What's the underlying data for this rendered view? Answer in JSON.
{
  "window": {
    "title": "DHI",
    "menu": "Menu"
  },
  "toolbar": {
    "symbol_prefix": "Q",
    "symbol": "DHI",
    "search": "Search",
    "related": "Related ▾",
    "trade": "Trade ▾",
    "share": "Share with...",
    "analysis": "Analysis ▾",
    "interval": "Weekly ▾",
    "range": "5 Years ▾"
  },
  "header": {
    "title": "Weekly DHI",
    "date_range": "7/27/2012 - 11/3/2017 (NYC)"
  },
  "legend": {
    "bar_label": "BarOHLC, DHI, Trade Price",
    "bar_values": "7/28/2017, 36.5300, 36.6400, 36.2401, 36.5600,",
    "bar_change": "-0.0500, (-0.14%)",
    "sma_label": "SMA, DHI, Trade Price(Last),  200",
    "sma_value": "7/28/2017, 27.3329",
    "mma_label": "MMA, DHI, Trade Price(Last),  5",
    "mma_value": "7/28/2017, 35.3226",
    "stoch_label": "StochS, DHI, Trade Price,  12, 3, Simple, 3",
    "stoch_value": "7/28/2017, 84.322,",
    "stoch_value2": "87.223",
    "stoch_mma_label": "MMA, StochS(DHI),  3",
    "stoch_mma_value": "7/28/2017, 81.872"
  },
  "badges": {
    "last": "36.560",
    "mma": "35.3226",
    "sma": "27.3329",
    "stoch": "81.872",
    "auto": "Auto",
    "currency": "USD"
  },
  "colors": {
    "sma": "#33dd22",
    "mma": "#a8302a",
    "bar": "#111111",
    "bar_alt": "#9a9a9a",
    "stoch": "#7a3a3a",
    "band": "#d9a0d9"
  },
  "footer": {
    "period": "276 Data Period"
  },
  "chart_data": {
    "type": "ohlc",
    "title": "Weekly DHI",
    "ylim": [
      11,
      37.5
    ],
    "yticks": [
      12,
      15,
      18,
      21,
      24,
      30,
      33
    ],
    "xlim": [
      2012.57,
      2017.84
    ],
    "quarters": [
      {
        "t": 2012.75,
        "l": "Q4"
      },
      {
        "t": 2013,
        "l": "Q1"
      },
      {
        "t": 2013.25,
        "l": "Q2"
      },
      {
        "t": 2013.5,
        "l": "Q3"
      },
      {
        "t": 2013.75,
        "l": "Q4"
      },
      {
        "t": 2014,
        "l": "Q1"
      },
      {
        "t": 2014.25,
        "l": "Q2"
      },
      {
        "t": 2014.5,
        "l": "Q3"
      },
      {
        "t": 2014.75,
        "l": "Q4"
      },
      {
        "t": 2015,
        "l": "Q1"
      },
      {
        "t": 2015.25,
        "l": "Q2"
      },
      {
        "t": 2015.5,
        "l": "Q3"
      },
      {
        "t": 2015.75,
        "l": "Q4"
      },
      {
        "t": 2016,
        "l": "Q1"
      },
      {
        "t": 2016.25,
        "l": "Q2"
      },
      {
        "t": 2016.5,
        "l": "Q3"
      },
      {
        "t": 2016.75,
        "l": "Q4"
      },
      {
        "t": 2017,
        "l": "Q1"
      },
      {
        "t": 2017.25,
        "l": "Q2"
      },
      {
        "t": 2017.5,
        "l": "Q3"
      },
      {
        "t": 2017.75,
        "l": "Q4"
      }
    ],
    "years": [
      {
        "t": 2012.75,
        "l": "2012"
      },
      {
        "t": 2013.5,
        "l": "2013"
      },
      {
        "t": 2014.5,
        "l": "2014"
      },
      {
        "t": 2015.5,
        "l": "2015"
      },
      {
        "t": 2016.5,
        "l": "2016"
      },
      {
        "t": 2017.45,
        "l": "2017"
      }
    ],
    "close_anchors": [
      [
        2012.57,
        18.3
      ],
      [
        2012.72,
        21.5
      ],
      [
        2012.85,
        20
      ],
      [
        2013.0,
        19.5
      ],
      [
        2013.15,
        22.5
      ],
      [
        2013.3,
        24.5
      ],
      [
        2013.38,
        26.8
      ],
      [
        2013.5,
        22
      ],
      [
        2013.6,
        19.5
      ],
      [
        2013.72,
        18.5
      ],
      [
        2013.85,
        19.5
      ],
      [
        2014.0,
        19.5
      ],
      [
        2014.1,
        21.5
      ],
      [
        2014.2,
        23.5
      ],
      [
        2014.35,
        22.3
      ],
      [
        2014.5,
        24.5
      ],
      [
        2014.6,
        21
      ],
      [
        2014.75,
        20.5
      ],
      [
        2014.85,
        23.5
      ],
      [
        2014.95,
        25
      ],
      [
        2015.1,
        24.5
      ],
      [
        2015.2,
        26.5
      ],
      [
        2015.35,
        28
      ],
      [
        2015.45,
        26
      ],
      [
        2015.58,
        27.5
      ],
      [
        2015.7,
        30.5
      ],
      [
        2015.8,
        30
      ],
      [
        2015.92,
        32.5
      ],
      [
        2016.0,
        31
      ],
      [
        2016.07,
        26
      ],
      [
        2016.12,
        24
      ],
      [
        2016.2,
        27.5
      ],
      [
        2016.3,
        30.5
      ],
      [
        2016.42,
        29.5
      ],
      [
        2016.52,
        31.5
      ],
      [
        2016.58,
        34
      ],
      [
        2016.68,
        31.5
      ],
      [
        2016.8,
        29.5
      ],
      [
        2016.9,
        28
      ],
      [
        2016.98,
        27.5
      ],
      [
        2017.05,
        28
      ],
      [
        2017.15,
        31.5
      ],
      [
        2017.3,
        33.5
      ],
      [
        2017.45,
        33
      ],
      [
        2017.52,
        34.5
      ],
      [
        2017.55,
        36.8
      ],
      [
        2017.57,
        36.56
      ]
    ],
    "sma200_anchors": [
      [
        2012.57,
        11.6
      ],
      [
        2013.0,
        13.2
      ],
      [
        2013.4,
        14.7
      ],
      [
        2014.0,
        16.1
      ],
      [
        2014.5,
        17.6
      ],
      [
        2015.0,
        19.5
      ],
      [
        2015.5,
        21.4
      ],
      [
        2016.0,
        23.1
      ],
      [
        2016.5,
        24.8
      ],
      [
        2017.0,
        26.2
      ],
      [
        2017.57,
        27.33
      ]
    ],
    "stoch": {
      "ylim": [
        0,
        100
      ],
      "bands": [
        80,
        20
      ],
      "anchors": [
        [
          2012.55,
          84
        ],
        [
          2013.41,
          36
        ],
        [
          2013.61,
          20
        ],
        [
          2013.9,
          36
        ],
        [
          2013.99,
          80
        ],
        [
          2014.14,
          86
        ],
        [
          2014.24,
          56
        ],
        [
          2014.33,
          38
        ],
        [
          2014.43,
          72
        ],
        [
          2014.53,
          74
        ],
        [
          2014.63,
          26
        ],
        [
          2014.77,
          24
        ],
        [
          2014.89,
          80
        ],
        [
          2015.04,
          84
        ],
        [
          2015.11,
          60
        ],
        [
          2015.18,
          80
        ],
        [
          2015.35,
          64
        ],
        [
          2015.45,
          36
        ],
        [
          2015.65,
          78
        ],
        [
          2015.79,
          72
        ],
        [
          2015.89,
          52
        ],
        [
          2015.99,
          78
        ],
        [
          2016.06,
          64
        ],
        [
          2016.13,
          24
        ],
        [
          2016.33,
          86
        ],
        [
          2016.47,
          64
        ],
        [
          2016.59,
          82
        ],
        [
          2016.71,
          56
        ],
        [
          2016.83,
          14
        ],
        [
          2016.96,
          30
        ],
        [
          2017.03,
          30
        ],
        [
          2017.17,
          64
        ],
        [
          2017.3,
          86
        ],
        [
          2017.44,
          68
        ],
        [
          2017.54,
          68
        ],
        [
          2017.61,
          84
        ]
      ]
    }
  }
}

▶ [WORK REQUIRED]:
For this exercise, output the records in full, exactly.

▶ [SOLUTION TO THE EXERCISE]:
What's the underlying data for this rendered view? Answer in JSON.
{
  "window": {
    "title": "DHI",
    "menu": "Menu"
  },
  "toolbar": {
    "symbol_prefix": "Q",
    "symbol": "DHI",
    "search": "Search",
    "related": "Related ▾",
    "trade": "Trade ▾",
    "share": "Share with...",
    "analysis": "Analysis ▾",
    "interval": "Weekly ▾",
    "range": "5 Years ▾"
  },
  "header": {
    "title": "Weekly DHI",
    "date_range": "7/27/2012 - 11/3/2017 (NYC)"
  },
  "legend": {
    "bar_label": "BarOHLC, DHI, Trade Price",
    "bar_values": "7/28/2017, 36.5300, 36.6400, 36.2401, 36.5600,",
    "bar_change": "-0.0500, (-0.14%)",
    "sma_label": "SMA, DHI, Trade Price(Last),  200",
    "sma_value": "7/28/2017, 27.3329",
    "mma_label": "MMA, DHI, Trade Price(Last),  5",
    "mma_value": "7/28/2017, 35.3226",
    "stoch_label": "StochS, DHI, Trade Price,  12, 3, Simple, 3",
    "stoch_value": "7/28/2017, 84.322,",
    "stoch_value2": "87.223",
    "stoch_mma_label": "MMA, StochS(DHI),  3",
    "stoch_mma_value": "7/28/2017, 81.872"
  },
  "badges": {
    "last": "36.560",
    "mma": "35.3226",
    "sma": "27.3329",
    "stoch": "81.872",
    "auto": "Auto",
    "currency": "USD"
  },
  "colors": {
    "sma": "#33dd22",
    "mma": "#a8302a",
    "bar": "#111111",
    "bar_alt": "#9a9a9a",
    "stoch": "#7a3a3a",
    "band": "#d9a0d9"
  },
  "footer": {
    "period": "276 Data Period"
  },
  "chart_data": {
    "type": "ohlc",
    "title": "Weekly DHI",
    "ylim": [
      11,
      37.5
    ],
    "yticks": [
      12,
      15,
      18,
      21,
      24,
      30,
      33
    ],
    "xlim": [
      2012.57,
      2017.84
    ],
    "quarters": [
      {
        "t": 2012.75,
        "l": "Q4"
      },
      {
        "t": 2013,
        "l": "Q1"
      },
      {
        "t": 2013.25,
        "l": "Q2"
      },
      {
        "t": 2013.5,
        "l": "Q3"
      },
      {
        "t": 2013.75,
        "l": "Q4"
      },
      {
        "t": 2014,
        "l": "Q1"
      },
      {
        "t": 2014.25,
        "l": "Q2"
      },
      {
        "t": 2014.5,
        "l": "Q3"
      },
      {
        "t": 2014.75,
        "l": "Q4"
      },
      {
        "t": 2015,
        "l": "Q1"
      },
      {
        "t": 2015.25,
        "l": "Q2"
      },
      {
        "t": 2015.5,
        "l": "Q3"
      },
      {
        "t": 2015.75,
        "l": "Q4"
      },
      {
        "t": 2016,
        "l": "Q1"
      },
      {
        "t": 2016.25,
        "l": "Q2"
      },
      {
        "t": 2016.5,
        "l": "Q3"
      },
      {
        "t": 2016.75,
        "l": "Q4"
      },
      {
        "t": 2017,
        "l": "Q1"
      },
      {
        "t": 2017.25,
        "l": "Q2"
      },
      {
        "t": 2017.5,
        "l": "Q3"
      },
      {
        "t": 2017.75,
        "l": "Q4"
      }
    ],
    "years": [
      {
        "t": 2012.75,
        "l": "2012"
      },
      {
        "t": 2013.5,
        "l": "2013"
      },
      {
        "t": 2014.5,
        "l": "2014"
      },
      {
        "t": 2015.5,
        "l": "2015"
      },
      {
        "t": 2016.5,
        "l": "2016"
      },
      {
        "t": 2017.45,
        "l": "2017"
      }
    ],
    "close_anchors": [
      [
        2012.57,
        18.3
      ],
      [
        2012.72,
        21.5
      ],
      [
        2012.85,
        20
      ],
      [
        2013.0,
        19.5
      ],
      [
        2013.15,
        22.5
      ],
      [
        2013.3,
        24.5
      ],
      [
        2013.38,
        26.8
      ],
      [
        2013.5,
        22
      ],
      [
        2013.6,
        19.5
      ],
      [
        2013.72,
        18.5
      ],
      [
        2013.85,
        19.5
      ],
      [
        2014.0,
        19.5
      ],
      [
        2014.1,
        21.5
      ],
      [
        2014.2,
        23.5
      ],
      [
        2014.35,
        22.3
      ],
      [
        2014.5,
        24.5
      ],
      [
        2014.6,
        21
      ],
      [
        2014.75,
        20.5
      ],
      [
        2014.85,
        23.5
      ],
      [
        2014.95,
        25
      ],
      [
        2015.1,
        24.5
      ],
      [
        2015.2,
        26.5
      ],
      [
        2015.35,
        28
      ],
      [
        2015.45,
        26
      ],
      [
        2015.58,
        27.5
      ],
      [
        2015.7,
        30.5
      ],
      [
        2015.8,
        30
      ],
      [
        2015.92,
        32.5
      ],
      [
        2016.0,
        31
      ],
      [
        2016.07,
        26
      ],
      [
        2016.12,
        24
      ],
      [
        2016.2,
        27.5
      ],
      [
        2016.3,
        30.5
      ],
      [
        2016.42,
        29.5
      ],
      [
        2016.52,
        31.5
      ],
      [
        2016.58,
        34
      ],
      [
        2016.68,
        31.5
      ],
      [
        2016.8,
        29.5
      ],
      [
        2016.9,
        28
      ],
      [
        2016.98,
        27.5
      ],
      [
        2017.05,
        28
      ],
      [
        2017.15,
        31.5
      ],
      [
        2017.3,
        33.5
      ],
      [
        2017.45,
        33
      ],
      [
        2017.52,
        34.5
      ],
      [
        2017.55,
        36.8
      ],
      [
        2017.57,
        36.56
      ]
    ],
    "sma200_anchors": [
      [
        2012.57,
        11.6
      ],
      [
        2013.0,
        13.2
      ],
      [
        2013.4,
        14.7
      ],
      [
        2014.0,
        16.1
      ],
      [
        2014.5,
        17.6
      ],
      [
        2015.0,
        19.5
      ],
      [
        2015.5,
        21.4
      ],
      [
        2016.0,
        23.1
      ],
      [
        2016.5,
        24.8
      ],
      [
        2017.0,
        26.2
      ],
      [
        2017.57,
        27.33
      ]
    ],
    "stoch": {
      "ylim": [
        0,
        100
      ],
      "bands": [
        80,
        20
      ],
      "anchors": [
        [
          2012.55,
          84
        ],
        [
          2013.41,
          36
        ],
        [
          2013.61,
          20
        ],
        [
          2013.9,
          36
        ],
        [
          2013.99,
          80
        ],
        [
          2014.14,
          86
        ],
        [
          2014.24,
          56
        ],
        [
          2014.33,
          38
        ],
        [
          2014.43,
          72
        ],
        [
          2014.53,
          74
        ],
        [
          2014.63,
          26
        ],
        [
          2014.77,
          24
        ],
        [
          2014.89,
          80
        ],
        [
          2015.04,
          84
        ],
        [
          2015.11,
          60
        ],
        [
          2015.18,
          80
        ],
        [
          2015.35,
          64
        ],
        [
          2015.45,
          36
        ],
        [
          2015.65,
          78
        ],
        [
          2015.79,
          72
        ],
        [
          2015.89,
          52
        ],
        [
          2015.99,
          78
        ],
        [
          2016.06,
          64
        ],
        [
          2016.13,
          24
        ],
        [
          2016.33,
          86
        ],
        [
          2016.47,
          64
        ],
        [
          2016.59,
          82
        ],
        [
          2016.71,
          56
        ],
        [
          2016.83,
          14
        ],
        [
          2016.96,
          30
        ],
        [
          2017.03,
          30
        ],
        [
          2017.17,
          64
        ],
        [
          2017.3,
          86
        ],
        [
          2017.44,
          68
        ],
        [
          2017.54,
          68
        ],
        [
          2017.61,
          84
        ]
      ]
    }
  }
}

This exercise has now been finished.